Assigned task: Which lines of the data hold the word "explorer"? Copy all of them.

Excerpts from an interface dataset:

┌──

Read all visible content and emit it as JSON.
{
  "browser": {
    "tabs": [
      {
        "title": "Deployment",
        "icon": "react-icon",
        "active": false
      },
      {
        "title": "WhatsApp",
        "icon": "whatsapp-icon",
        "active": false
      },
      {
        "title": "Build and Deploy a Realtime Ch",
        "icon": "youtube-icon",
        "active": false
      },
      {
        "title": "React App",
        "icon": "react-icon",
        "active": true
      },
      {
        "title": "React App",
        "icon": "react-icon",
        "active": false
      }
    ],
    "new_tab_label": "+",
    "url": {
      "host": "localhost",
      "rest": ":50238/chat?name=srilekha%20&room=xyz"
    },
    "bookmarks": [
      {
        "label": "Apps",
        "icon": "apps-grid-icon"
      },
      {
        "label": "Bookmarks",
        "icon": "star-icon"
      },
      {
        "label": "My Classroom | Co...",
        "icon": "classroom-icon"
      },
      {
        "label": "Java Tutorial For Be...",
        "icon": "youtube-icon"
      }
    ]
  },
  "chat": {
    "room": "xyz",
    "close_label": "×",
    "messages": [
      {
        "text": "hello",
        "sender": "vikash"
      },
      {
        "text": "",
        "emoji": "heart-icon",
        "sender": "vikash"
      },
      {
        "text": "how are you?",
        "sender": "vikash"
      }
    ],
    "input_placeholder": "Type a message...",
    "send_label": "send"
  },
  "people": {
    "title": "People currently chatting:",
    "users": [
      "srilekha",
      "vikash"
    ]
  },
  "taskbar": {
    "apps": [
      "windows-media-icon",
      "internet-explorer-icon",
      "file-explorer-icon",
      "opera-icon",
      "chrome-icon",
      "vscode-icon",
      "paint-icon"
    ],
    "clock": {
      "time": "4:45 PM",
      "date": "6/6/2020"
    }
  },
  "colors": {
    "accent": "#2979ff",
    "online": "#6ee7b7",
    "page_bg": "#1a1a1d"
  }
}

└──

Solution to this task:
      "internet-explorer-icon",
      "file-explorer-icon",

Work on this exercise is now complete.